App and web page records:
◇ ◇ ◇

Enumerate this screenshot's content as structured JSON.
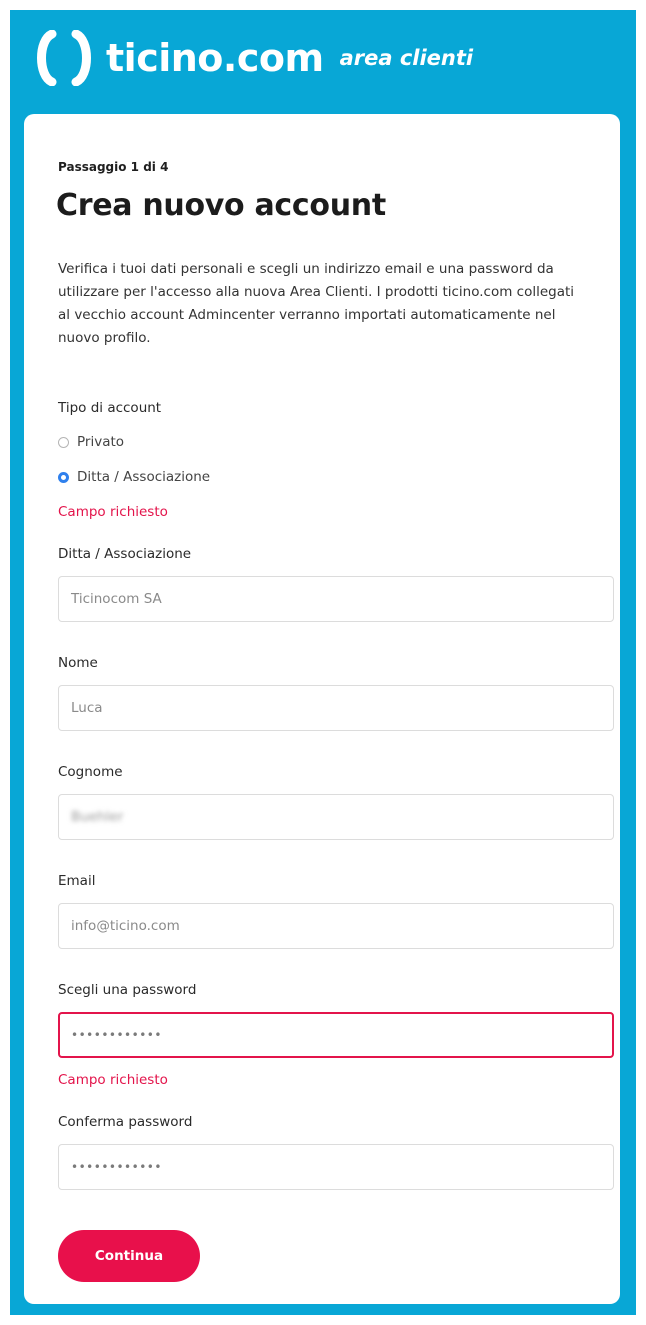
{
  "brand": {
    "name": "ticino.com",
    "subtitle": "area clienti"
  },
  "form": {
    "step": "Passaggio 1 di 4",
    "title": "Crea nuovo account",
    "intro": "Verifica i tuoi dati personali e scegli un indirizzo email e una password da utilizzare per l'accesso alla nuova Area Clienti. I prodotti ticino.com collegati al vecchio account Admincenter verranno importati automaticamente nel nuovo profilo.",
    "account_type": {
      "label": "Tipo di account",
      "options": [
        {
          "label": "Privato",
          "selected": false
        },
        {
          "label": "Ditta / Associazione",
          "selected": true
        }
      ],
      "error": "Campo richiesto"
    },
    "company": {
      "label": "Ditta / Associazione",
      "value": "Ticinocom SA"
    },
    "first_name": {
      "label": "Nome",
      "value": "Luca"
    },
    "last_name": {
      "label": "Cognome",
      "value": "Buehler"
    },
    "email": {
      "label": "Email",
      "value": "info@ticino.com"
    },
    "password": {
      "label": "Scegli una password",
      "value": "••••••••••••",
      "error": "Campo richiesto"
    },
    "confirm_password": {
      "label": "Conferma password",
      "value": "••••••••••••"
    },
    "submit_label": "Continua"
  },
  "colors": {
    "brand_blue": "#08a7d6",
    "accent_red": "#e8104b",
    "radio_blue": "#2f80ed"
  }
}
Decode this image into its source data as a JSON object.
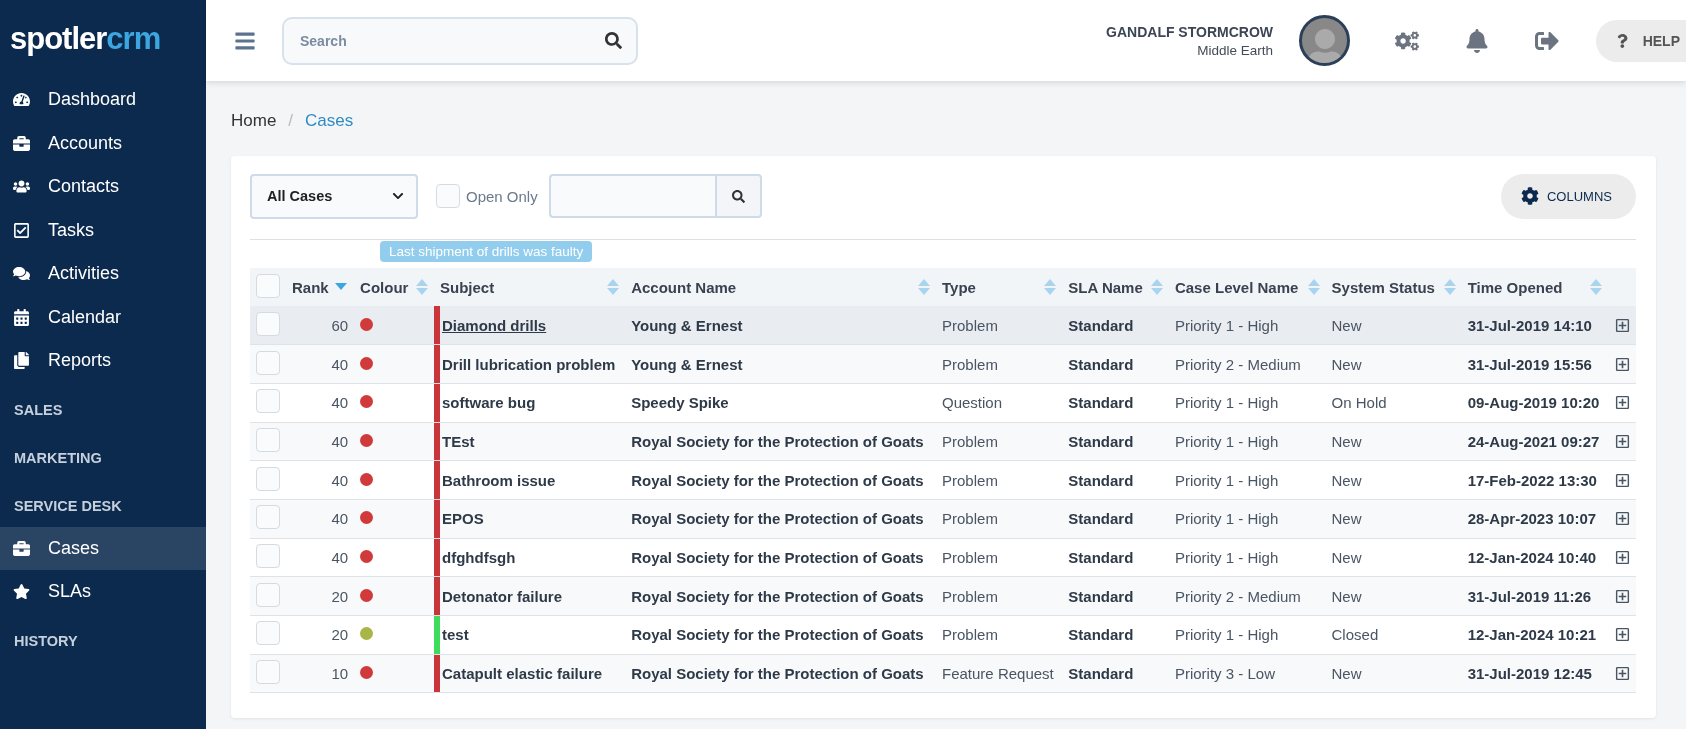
{
  "brand": {
    "part_1": "spotler",
    "part_2": "crm"
  },
  "search": {
    "placeholder": "Search"
  },
  "user": {
    "name": "GANDALF STORMCROW",
    "location": "Middle Earth"
  },
  "help": {
    "label": "HELP"
  },
  "sidebar": {
    "items": [
      {
        "kind": "link",
        "label": "Dashboard",
        "selected": false
      },
      {
        "kind": "link",
        "label": "Accounts",
        "selected": false
      },
      {
        "kind": "link",
        "label": "Contacts",
        "selected": false
      },
      {
        "kind": "link",
        "label": "Tasks",
        "selected": false
      },
      {
        "kind": "link",
        "label": "Activities",
        "selected": false
      },
      {
        "kind": "link",
        "label": "Calendar",
        "selected": false
      },
      {
        "kind": "link",
        "label": "Reports",
        "selected": false
      },
      {
        "kind": "section",
        "label": "SALES"
      },
      {
        "kind": "section",
        "label": "MARKETING"
      },
      {
        "kind": "section",
        "label": "SERVICE DESK"
      },
      {
        "kind": "link",
        "label": "Cases",
        "selected": true
      },
      {
        "kind": "link",
        "label": "SLAs",
        "selected": false
      },
      {
        "kind": "section",
        "label": "HISTORY"
      }
    ]
  },
  "breadcrumb": {
    "separator": "/",
    "items": [
      {
        "label": "Home",
        "current": false
      },
      {
        "label": "Cases",
        "current": true
      }
    ]
  },
  "filters": {
    "view": "All Cases",
    "open_only": {
      "label": "Open Only",
      "checked": false
    },
    "columns_button": "COLUMNS"
  },
  "tooltip": "Last shipment of drills was faulty",
  "table": {
    "select_all": {
      "checked": false
    },
    "columns": [
      {
        "label": "Rank",
        "sorted": true
      },
      {
        "label": "Colour",
        "sorted": false
      },
      {
        "label": "Subject",
        "sorted": false
      },
      {
        "label": "Account Name",
        "sorted": false
      },
      {
        "label": "Type",
        "sorted": false
      },
      {
        "label": "SLA Name",
        "sorted": false
      },
      {
        "label": "Case Level Name",
        "sorted": false
      },
      {
        "label": "System Status",
        "sorted": false
      },
      {
        "label": "Time Opened",
        "sorted": false
      }
    ],
    "rows": [
      {
        "checked": false,
        "hovered": true,
        "rank": "60",
        "color": "#d13a3a",
        "stripe": {
          "color": "#c9353a"
        },
        "subject": "Diamond drills",
        "account": "Young & Ernest",
        "type": "Problem",
        "sla": "Standard",
        "level": "Priority 1 - High",
        "status": "New",
        "opened": "31-Jul-2019 14:10"
      },
      {
        "checked": false,
        "hovered": false,
        "rank": "40",
        "color": "#d13a3a",
        "stripe": {
          "color": "#c9353a"
        },
        "subject": "Drill lubrication problem",
        "account": "Young & Ernest",
        "type": "Problem",
        "sla": "Standard",
        "level": "Priority 2 - Medium",
        "status": "New",
        "opened": "31-Jul-2019 15:56"
      },
      {
        "checked": false,
        "hovered": false,
        "rank": "40",
        "color": "#d13a3a",
        "stripe": {
          "color": "#c9353a"
        },
        "subject": "software bug",
        "account": "Speedy Spike",
        "type": "Question",
        "sla": "Standard",
        "level": "Priority 1 - High",
        "status": "On Hold",
        "opened": "09-Aug-2019 10:20"
      },
      {
        "checked": false,
        "hovered": false,
        "rank": "40",
        "color": "#d13a3a",
        "stripe": {
          "color": "#c9353a"
        },
        "subject": "TEst",
        "account": "Royal Society for the Protection of Goats",
        "type": "Problem",
        "sla": "Standard",
        "level": "Priority 1 - High",
        "status": "New",
        "opened": "24-Aug-2021 09:27"
      },
      {
        "checked": false,
        "hovered": false,
        "rank": "40",
        "color": "#d13a3a",
        "stripe": {
          "color": "#c9353a"
        },
        "subject": "Bathroom issue",
        "account": "Royal Society for the Protection of Goats",
        "type": "Problem",
        "sla": "Standard",
        "level": "Priority 1 - High",
        "status": "New",
        "opened": "17-Feb-2022 13:30"
      },
      {
        "checked": false,
        "hovered": false,
        "rank": "40",
        "color": "#d13a3a",
        "stripe": {
          "color": "#c9353a"
        },
        "subject": "EPOS",
        "account": "Royal Society for the Protection of Goats",
        "type": "Problem",
        "sla": "Standard",
        "level": "Priority 1 - High",
        "status": "New",
        "opened": "28-Apr-2023 10:07"
      },
      {
        "checked": false,
        "hovered": false,
        "rank": "40",
        "color": "#d13a3a",
        "stripe": {
          "color": "#c9353a"
        },
        "subject": "dfghdfsgh",
        "account": "Royal Society for the Protection of Goats",
        "type": "Problem",
        "sla": "Standard",
        "level": "Priority 1 - High",
        "status": "New",
        "opened": "12-Jan-2024 10:40"
      },
      {
        "checked": false,
        "hovered": false,
        "rank": "20",
        "color": "#d13a3a",
        "stripe": {
          "color": "#c9353a"
        },
        "subject": "Detonator failure",
        "account": "Royal Society for the Protection of Goats",
        "type": "Problem",
        "sla": "Standard",
        "level": "Priority 2 - Medium",
        "status": "New",
        "opened": "31-Jul-2019 11:26"
      },
      {
        "checked": false,
        "hovered": false,
        "rank": "20",
        "color": "#a9b546",
        "stripe": {
          "color": "#3ddc5c"
        },
        "subject": "test",
        "account": "Royal Society for the Protection of Goats",
        "type": "Problem",
        "sla": "Standard",
        "level": "Priority 1 - High",
        "status": "Closed",
        "opened": "12-Jan-2024 10:21"
      },
      {
        "checked": false,
        "hovered": false,
        "rank": "10",
        "color": "#d13a3a",
        "stripe": {
          "color": "#c9353a"
        },
        "subject": "Catapult elastic failure",
        "account": "Royal Society for the Protection of Goats",
        "type": "Feature Request",
        "sla": "Standard",
        "level": "Priority 3 - Low",
        "status": "New",
        "opened": "31-Jul-2019 12:45"
      }
    ]
  }
}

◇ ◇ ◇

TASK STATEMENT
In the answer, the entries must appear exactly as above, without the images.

ANSWER BOX
Enumerate this screenshot's content as structured JSON.
{
  "brand": {
    "name": "ticino.com",
    "subtitle": "area clienti"
  },
  "form": {
    "step": "Passaggio 1 di 4",
    "title": "Crea nuovo account",
    "intro": "Verifica i tuoi dati personali e scegli un indirizzo email e una password da utilizzare per l'accesso alla nuova Area Clienti. I prodotti ticino.com collegati al vecchio account Admincenter verranno importati automaticamente nel nuovo profilo.",
    "account_type": {
      "label": "Tipo di account",
      "options": [
        {
          "label": "Privato",
          "selected": false
        },
        {
          "label": "Ditta / Associazione",
          "selected": true
        }
      ],
      "error": "Campo richiesto"
    },
    "company": {
      "label": "Ditta / Associazione",
      "value": "Ticinocom SA"
    },
    "first_name": {
      "label": "Nome",
      "value": "Luca"
    },
    "last_name": {
      "label": "Cognome",
      "value": "Buehler"
    },
    "email": {
      "label": "Email",
      "value": "info@ticino.com"
    },
    "password": {
      "label": "Scegli una password",
      "value": "••••••••••••",
      "error": "Campo richiesto"
    },
    "confirm_password": {
      "label": "Conferma password",
      "value": "••••••••••••"
    },
    "submit_label": "Continua"
  },
  "colors": {
    "brand_blue": "#08a7d6",
    "accent_red": "#e8104b",
    "radio_blue": "#2f80ed"
  }
}
Decode this image into its source data as a JSON object.
{
  "brand": {
    "part_1": "spotler",
    "part_2": "crm"
  },
  "search": {
    "placeholder": "Search"
  },
  "user": {
    "name": "GANDALF STORMCROW",
    "location": "Middle Earth"
  },
  "help": {
    "label": "HELP"
  },
  "sidebar": {
    "items": [
      {
        "kind": "link",
        "label": "Dashboard",
        "selected": false
      },
      {
        "kind": "link",
        "label": "Accounts",
        "selected": false
      },
      {
        "kind": "link",
        "label": "Contacts",
        "selected": false
      },
      {
        "kind": "link",
        "label": "Tasks",
        "selected": false
      },
      {
        "kind": "link",
        "label": "Activities",
        "selected": false
      },
      {
        "kind": "link",
        "label": "Calendar",
        "selected": false
      },
      {
        "kind": "link",
        "label": "Reports",
        "selected": false
      },
      {
        "kind": "section",
        "label": "SALES"
      },
      {
        "kind": "section",
        "label": "MARKETING"
      },
      {
        "kind": "section",
        "label": "SERVICE DESK"
      },
      {
        "kind": "link",
        "label": "Cases",
        "selected": true
      },
      {
        "kind": "link",
        "label": "SLAs",
        "selected": false
      },
      {
        "kind": "section",
        "label": "HISTORY"
      }
    ]
  },
  "breadcrumb": {
    "separator": "/",
    "items": [
      {
        "label": "Home",
        "current": false
      },
      {
        "label": "Cases",
        "current": true
      }
    ]
  },
  "filters": {
    "view": "All Cases",
    "open_only": {
      "label": "Open Only",
      "checked": false
    },
    "columns_button": "COLUMNS"
  },
  "tooltip": "Last shipment of drills was faulty",
  "table": {
    "select_all": {
      "checked": false
    },
    "columns": [
      {
        "label": "Rank",
        "sorted": true
      },
      {
        "label": "Colour",
        "sorted": false
      },
      {
        "label": "Subject",
        "sorted": false
      },
      {
        "label": "Account Name",
        "sorted": false
      },
      {
        "label": "Type",
        "sorted": false
      },
      {
        "label": "SLA Name",
        "sorted": false
      },
      {
        "label": "Case Level Name",
        "sorted": false
      },
      {
        "label": "System Status",
        "sorted": false
      },
      {
        "label": "Time Opened",
        "sorted": false
      }
    ],
    "rows": [
      {
        "checked": false,
        "hovered": true,
        "rank": "60",
        "color": "#d13a3a",
        "stripe": {
          "color": "#c9353a"
        },
        "subject": "Diamond drills",
        "account": "Young & Ernest",
        "type": "Problem",
        "sla": "Standard",
        "level": "Priority 1 - High",
        "status": "New",
        "opened": "31-Jul-2019 14:10"
      },
      {
        "checked": false,
        "hovered": false,
        "rank": "40",
        "color": "#d13a3a",
        "stripe": {
          "color": "#c9353a"
        },
        "subject": "Drill lubrication problem",
        "account": "Young & Ernest",
        "type": "Problem",
        "sla": "Standard",
        "level": "Priority 2 - Medium",
        "status": "New",
        "opened": "31-Jul-2019 15:56"
      },
      {
        "checked": false,
        "hovered": false,
        "rank": "40",
        "color": "#d13a3a",
        "stripe": {
          "color": "#c9353a"
        },
        "subject": "software bug",
        "account": "Speedy Spike",
        "type": "Question",
        "sla": "Standard",
        "level": "Priority 1 - High",
        "status": "On Hold",
        "opened": "09-Aug-2019 10:20"
      },
      {
        "checked": false,
        "hovered": false,
        "rank": "40",
        "color": "#d13a3a",
        "stripe": {
          "color": "#c9353a"
        },
        "subject": "TEst",
        "account": "Royal Society for the Protection of Goats",
        "type": "Problem",
        "sla": "Standard",
        "level": "Priority 1 - High",
        "status": "New",
        "opened": "24-Aug-2021 09:27"
      },
      {
        "checked": false,
        "hovered": false,
        "rank": "40",
        "color": "#d13a3a",
        "stripe": {
          "color": "#c9353a"
        },
        "subject": "Bathroom issue",
        "account": "Royal Society for the Protection of Goats",
        "type": "Problem",
        "sla": "Standard",
        "level": "Priority 1 - High",
        "status": "New",
        "opened": "17-Feb-2022 13:30"
      },
      {
        "checked": false,
        "hovered": false,
        "rank": "40",
        "color": "#d13a3a",
        "stripe": {
          "color": "#c9353a"
        },
        "subject": "EPOS",
        "account": "Royal Society for the Protection of Goats",
        "type": "Problem",
        "sla": "Standard",
        "level": "Priority 1 - High",
        "status": "New",
        "opened": "28-Apr-2023 10:07"
      },
      {
        "checked": false,
        "hovered": false,
        "rank": "40",
        "color": "#d13a3a",
        "stripe": {
          "color": "#c9353a"
        },
        "subject": "dfghdfsgh",
        "account": "Royal Society for the Protection of Goats",
        "type": "Problem",
        "sla": "Standard",
        "level": "Priority 1 - High",
        "status": "New",
        "opened": "12-Jan-2024 10:40"
      },
      {
        "checked": false,
        "hovered": false,
        "rank": "20",
        "color": "#d13a3a",
        "stripe": {
          "color": "#c9353a"
        },
        "subject": "Detonator failure",
        "account": "Royal Society for the Protection of Goats",
        "type": "Problem",
        "sla": "Standard",
        "level": "Priority 2 - Medium",
        "status": "New",
        "opened": "31-Jul-2019 11:26"
      },
      {
        "checked": false,
        "hovered": false,
        "rank": "20",
        "color": "#a9b546",
        "stripe": {
          "color": "#3ddc5c"
        },
        "subject": "test",
        "account": "Royal Society for the Protection of Goats",
        "type": "Problem",
        "sla": "Standard",
        "level": "Priority 1 - High",
        "status": "Closed",
        "opened": "12-Jan-2024 10:21"
      },
      {
        "checked": false,
        "hovered": false,
        "rank": "10",
        "color": "#d13a3a",
        "stripe": {
          "color": "#c9353a"
        },
        "subject": "Catapult elastic failure",
        "account": "Royal Society for the Protection of Goats",
        "type": "Feature Request",
        "sla": "Standard",
        "level": "Priority 3 - Low",
        "status": "New",
        "opened": "31-Jul-2019 12:45"
      }
    ]
  }
}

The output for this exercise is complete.